  5. This is such an interesting topic. I agree with you that the decision to forgive someone or not is a very personal thing. For me, the length of time since it happened isn't a really factor, but more the personal growth of the person i.e were they young and made a foolish mistake which they would now have the wisdom to avoid? Intention definitely matters to me. I can forgive accidents and momentary lapses of judgement much easier than something that was planned and calculated. If they apologise, that makes a big difference to. Usually, in order to forgive someone I must be convinced that they are genuinely sorry and take responsibility for their actions. But an apology doesn't guarantee forgiveness-sometimes it's just impossible to move past a person's hurtful actions no matter how sorry they are.

    1. I think personal growth/what they were going through at the time (e.g. struggling with addiction or mental health problems and lashing out,) is v. important to keep in mind.

      I agree though that sometimes, if you're hurt that badly, you just can't seem to bring yourself to forgive the person.

  6. Tbh, I don't like the idea that you HAVE to forgive everyone no matter what they've done and no matter if they're sorry or not. I don't mind if someone want to live their life that way, but I don't like seeing that pushed on everyone as the one and only way of doing things. I think that if you feel someone doesn't deserve your forgiveness, especially if they're not sorry, trying to force yourself can just make you feel even worse. I think it's possible to move on from things w/o forgiveness. But it's a very personal and situational thing.

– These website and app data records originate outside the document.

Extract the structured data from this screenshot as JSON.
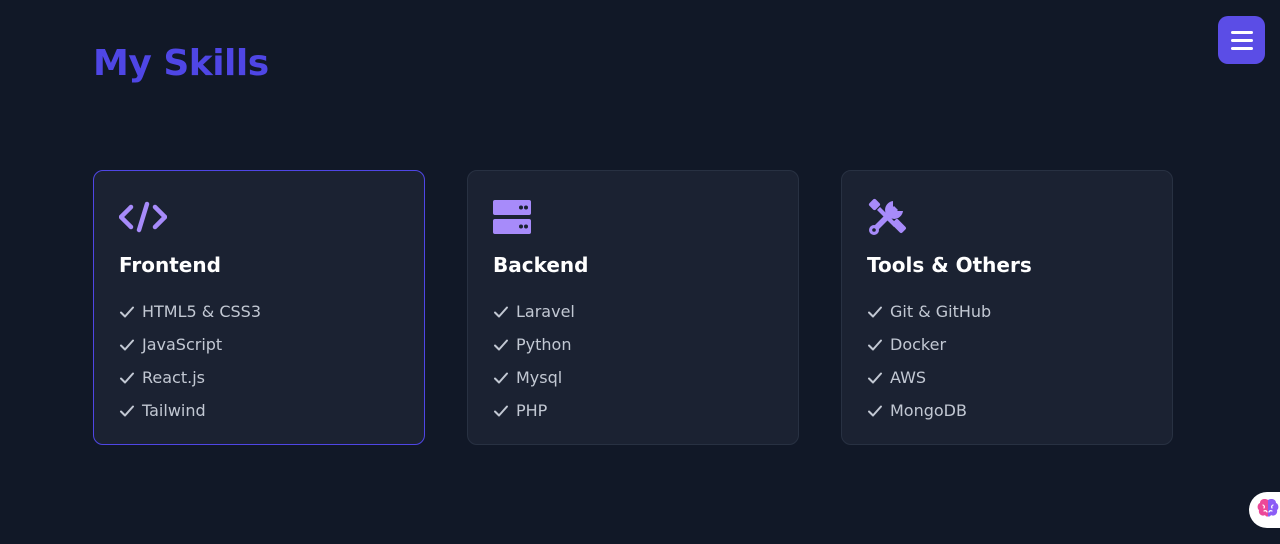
{
  "header": {
    "title": "My Skills"
  },
  "menu_button": {
    "icon": "hamburger-menu-icon"
  },
  "cards": [
    {
      "title": "Frontend",
      "icon": "code-icon",
      "skills": [
        "HTML5 & CSS3",
        "JavaScript",
        "React.js",
        "Tailwind"
      ]
    },
    {
      "title": "Backend",
      "icon": "server-icon",
      "skills": [
        "Laravel",
        "Python",
        "Mysql",
        "PHP"
      ]
    },
    {
      "title": "Tools & Others",
      "icon": "tools-icon",
      "skills": [
        "Git & GitHub",
        "Docker",
        "AWS",
        "MongoDB"
      ]
    }
  ],
  "colors": {
    "background": "#111827",
    "card_background": "#1b2232",
    "accent": "#4f46e5",
    "icon": "#a78bfa",
    "menu_button": "#5b4de6"
  },
  "assistant_button": {
    "icon": "brain-icon"
  }
}
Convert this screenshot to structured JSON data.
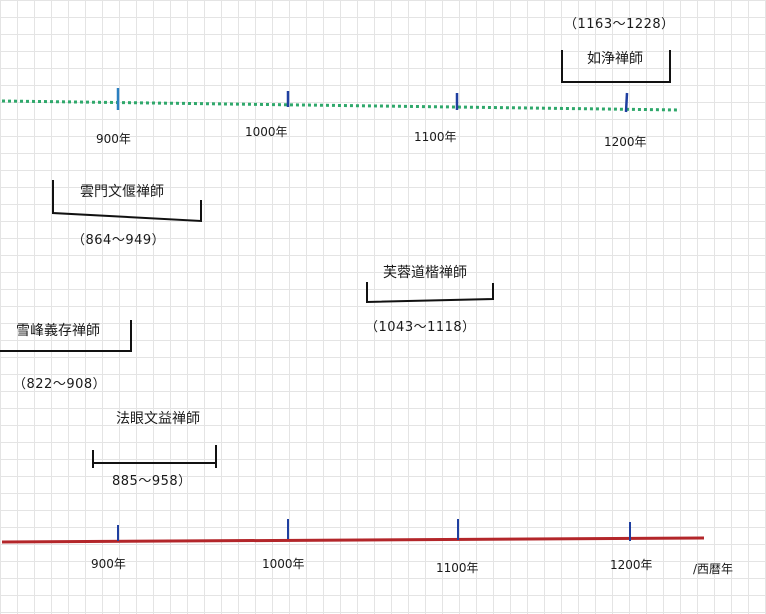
{
  "top_timeline": {
    "ticks": [
      "900年",
      "1000年",
      "1100年",
      "1200年"
    ],
    "line_color": "#2fa86b"
  },
  "bottom_timeline": {
    "ticks": [
      "900年",
      "1000年",
      "1100年",
      "1200年"
    ],
    "axis_unit": "/西暦年",
    "line_color": "#b3262a"
  },
  "tick_mark_color": "#1f3fa0",
  "masters": [
    {
      "name": "如浄禅師",
      "dates": "（1163～1228）"
    },
    {
      "name": "雲門文偃禅師",
      "dates": "（864～949）"
    },
    {
      "name": "芙蓉道楷禅師",
      "dates": "（1043～1118）"
    },
    {
      "name": "雪峰義存禅師",
      "dates": "（822～908）"
    },
    {
      "name": "法眼文益禅師",
      "dates": "885～958）"
    }
  ]
}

    1. I get you - and to be honest, if you feel like you have to forgive someone because it's what you 'should' do, then it probably isn't true forgiveness, y'know?


Comments? I love comments! Talk to me nerdlets!